SUPPLIED DATA.

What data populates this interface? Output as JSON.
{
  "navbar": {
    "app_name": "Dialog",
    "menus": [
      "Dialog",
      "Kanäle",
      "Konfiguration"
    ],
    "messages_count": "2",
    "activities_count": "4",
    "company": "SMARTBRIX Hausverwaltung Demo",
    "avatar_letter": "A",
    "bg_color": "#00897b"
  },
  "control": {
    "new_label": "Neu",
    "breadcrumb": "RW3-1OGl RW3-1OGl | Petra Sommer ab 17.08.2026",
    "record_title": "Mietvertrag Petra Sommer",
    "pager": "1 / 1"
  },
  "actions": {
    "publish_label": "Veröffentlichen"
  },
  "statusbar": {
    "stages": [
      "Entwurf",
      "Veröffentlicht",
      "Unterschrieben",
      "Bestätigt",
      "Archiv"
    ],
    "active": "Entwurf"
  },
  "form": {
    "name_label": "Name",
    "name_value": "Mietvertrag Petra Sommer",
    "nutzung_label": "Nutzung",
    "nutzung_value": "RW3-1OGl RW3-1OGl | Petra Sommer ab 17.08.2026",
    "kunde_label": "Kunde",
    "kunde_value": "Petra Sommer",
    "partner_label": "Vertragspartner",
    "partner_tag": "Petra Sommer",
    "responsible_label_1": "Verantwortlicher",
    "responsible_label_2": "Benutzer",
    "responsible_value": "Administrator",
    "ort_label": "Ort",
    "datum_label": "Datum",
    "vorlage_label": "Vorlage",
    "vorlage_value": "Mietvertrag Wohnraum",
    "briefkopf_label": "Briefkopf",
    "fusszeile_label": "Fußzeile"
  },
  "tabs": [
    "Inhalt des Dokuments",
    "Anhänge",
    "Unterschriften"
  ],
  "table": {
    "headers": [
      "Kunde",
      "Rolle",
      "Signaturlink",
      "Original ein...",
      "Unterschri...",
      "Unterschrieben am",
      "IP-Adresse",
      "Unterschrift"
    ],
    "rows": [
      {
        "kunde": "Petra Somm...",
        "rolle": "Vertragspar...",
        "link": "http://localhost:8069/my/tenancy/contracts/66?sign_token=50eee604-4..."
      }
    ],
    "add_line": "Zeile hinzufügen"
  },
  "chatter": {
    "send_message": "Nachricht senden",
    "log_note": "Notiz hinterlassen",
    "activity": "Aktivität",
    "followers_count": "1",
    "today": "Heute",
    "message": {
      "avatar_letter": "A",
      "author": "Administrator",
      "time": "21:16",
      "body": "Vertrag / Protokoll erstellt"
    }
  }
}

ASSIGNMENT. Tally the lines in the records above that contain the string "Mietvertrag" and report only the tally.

OUTPUT FOR THIS TASK. 3